Facebook, like all "free" memberships around the Internet, relies heavily on advertising to remain a top player. In its Q4 2015 earnings report, the company showed that 80 percent of its ad revenue ($4.5 billion) came from mobile advertising alone.
However, the social media company is aware that the average user scrolls through their feed while in the subway or waiting in line at the doctor's office. That is why video ads blasting out sound the second you reach them are frowned upon by consumers.
Facebook has a way to make video ads less intrusive, yet more noticeable.
The company lately announced that it will add a number of features, including automated captions for videos.
It was no easy task, either. Facebook's employees had to transcribe more than 50,000 video ads in order to better code the captioning tool. To make sure that the captions are accurate, advertisers will get to edit and review them before posting the video ads.
According to the company, most users look at videos with the sound turned off. Surveys also show that as much as 80 percent of users react with hostility towards the advertiser when videos start playing loud noises in their feed, out of the blue.
"Advertisers should take this into account when creating video ads, making sure their stories don't require sound to communicate their message," Facebook's official blog reads.
The company explains that a whopping 41 percent of videos were impossible to understand in the absence of sound.
On the other hand, captions could reveal the essence of a video while your feed remains silent. Facebook points out that users tend to pay more attention to videos that have captions, according to an insider study. That is why it is recommended for ad creators to place logos, captions and products in their ads, especially in the first seconds.

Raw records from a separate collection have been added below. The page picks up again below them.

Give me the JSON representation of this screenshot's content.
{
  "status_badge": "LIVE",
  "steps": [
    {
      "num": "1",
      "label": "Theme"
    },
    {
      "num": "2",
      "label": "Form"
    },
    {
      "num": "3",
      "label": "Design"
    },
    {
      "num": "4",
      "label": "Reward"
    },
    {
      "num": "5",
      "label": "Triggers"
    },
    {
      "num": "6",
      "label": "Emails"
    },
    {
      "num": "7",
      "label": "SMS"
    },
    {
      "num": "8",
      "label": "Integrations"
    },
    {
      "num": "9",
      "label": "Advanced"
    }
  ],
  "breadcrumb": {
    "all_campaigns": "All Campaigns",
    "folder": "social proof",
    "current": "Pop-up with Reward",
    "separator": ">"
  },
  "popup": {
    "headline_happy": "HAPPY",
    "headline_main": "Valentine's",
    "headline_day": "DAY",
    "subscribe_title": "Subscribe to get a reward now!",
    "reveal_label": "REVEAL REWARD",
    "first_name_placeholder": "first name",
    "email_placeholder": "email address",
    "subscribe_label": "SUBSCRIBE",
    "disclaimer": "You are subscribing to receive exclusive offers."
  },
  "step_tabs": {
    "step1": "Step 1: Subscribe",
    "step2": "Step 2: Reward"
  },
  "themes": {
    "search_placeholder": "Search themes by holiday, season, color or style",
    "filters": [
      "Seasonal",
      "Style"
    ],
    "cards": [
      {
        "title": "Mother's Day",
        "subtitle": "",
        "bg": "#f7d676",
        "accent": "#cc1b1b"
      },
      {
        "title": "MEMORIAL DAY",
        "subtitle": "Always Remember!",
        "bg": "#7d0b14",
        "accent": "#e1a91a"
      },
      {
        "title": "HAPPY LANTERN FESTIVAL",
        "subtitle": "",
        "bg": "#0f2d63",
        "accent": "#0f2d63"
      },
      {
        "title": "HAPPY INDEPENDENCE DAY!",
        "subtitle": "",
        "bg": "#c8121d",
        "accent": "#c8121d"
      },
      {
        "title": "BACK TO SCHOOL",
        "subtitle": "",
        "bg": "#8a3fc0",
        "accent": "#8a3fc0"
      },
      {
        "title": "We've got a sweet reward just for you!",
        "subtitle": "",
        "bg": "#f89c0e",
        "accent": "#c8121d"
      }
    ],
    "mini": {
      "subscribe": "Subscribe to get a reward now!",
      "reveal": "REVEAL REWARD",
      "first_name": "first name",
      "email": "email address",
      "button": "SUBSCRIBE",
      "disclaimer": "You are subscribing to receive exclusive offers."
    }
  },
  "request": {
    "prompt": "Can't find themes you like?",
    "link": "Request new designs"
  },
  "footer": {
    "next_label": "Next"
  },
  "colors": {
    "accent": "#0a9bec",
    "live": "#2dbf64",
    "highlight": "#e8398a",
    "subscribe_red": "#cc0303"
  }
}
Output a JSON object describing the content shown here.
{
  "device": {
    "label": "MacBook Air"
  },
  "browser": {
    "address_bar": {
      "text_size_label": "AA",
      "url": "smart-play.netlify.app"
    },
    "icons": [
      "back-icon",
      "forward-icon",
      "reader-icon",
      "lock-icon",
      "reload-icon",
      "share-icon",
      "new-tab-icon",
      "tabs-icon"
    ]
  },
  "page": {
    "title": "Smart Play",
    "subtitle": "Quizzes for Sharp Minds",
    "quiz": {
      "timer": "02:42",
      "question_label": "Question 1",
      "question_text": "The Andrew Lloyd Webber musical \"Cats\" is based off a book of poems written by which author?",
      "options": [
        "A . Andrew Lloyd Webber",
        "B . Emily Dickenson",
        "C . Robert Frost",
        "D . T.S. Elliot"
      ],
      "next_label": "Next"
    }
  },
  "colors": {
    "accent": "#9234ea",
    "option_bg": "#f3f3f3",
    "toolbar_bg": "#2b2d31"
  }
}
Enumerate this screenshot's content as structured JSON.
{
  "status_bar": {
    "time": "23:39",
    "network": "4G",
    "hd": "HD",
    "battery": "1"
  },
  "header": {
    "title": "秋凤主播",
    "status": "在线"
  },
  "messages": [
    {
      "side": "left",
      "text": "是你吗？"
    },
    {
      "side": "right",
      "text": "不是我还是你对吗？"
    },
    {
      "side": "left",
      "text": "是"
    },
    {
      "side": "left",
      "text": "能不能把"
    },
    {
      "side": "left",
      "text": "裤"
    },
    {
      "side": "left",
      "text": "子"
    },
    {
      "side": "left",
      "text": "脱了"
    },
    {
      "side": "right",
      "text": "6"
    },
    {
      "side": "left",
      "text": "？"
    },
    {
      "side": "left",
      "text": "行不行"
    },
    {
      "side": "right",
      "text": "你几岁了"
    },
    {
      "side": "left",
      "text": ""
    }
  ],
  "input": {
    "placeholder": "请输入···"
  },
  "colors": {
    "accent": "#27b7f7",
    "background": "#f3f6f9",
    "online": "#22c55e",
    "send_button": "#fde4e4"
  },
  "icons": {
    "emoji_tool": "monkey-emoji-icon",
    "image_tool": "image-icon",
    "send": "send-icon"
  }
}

A study done by Fors-Marsh has discovered that users remember the news feed's content even after being exposed to it for a quarter of a second. A distinct study underlines that keeping users engaged in the video massively increases recall rates: they jump to 47 percent after three seconds of viewing and to 74 percent after 10 seconds.
After its Q3 results last year, the company said that more than 100 million hours of video are being watched on Facebook every day.
Videos are the sweetheart of advertisers, who seem to get more added value out of them, as banner ads are yesterday's fad.
Alongside the caption tool, the company provides new metrics for advertisers. By using them, they can easily keep track of the reach of their commercials.
Facebook drew a bit of flak last year, when the service unveiled that it will lobby ads based on its users' browsing history. However, the social network allows its users to opt out of some of the ads.
It appears that the ad world is shifting its interest towards a more mobile experience. During the Super Bowl, a number of ads seemed crafted with both TV and mobile audiences in mind. Facebook's latest changes aim to bank on the mobile trend and increase ad value for advertisers, without being too intrusive for users.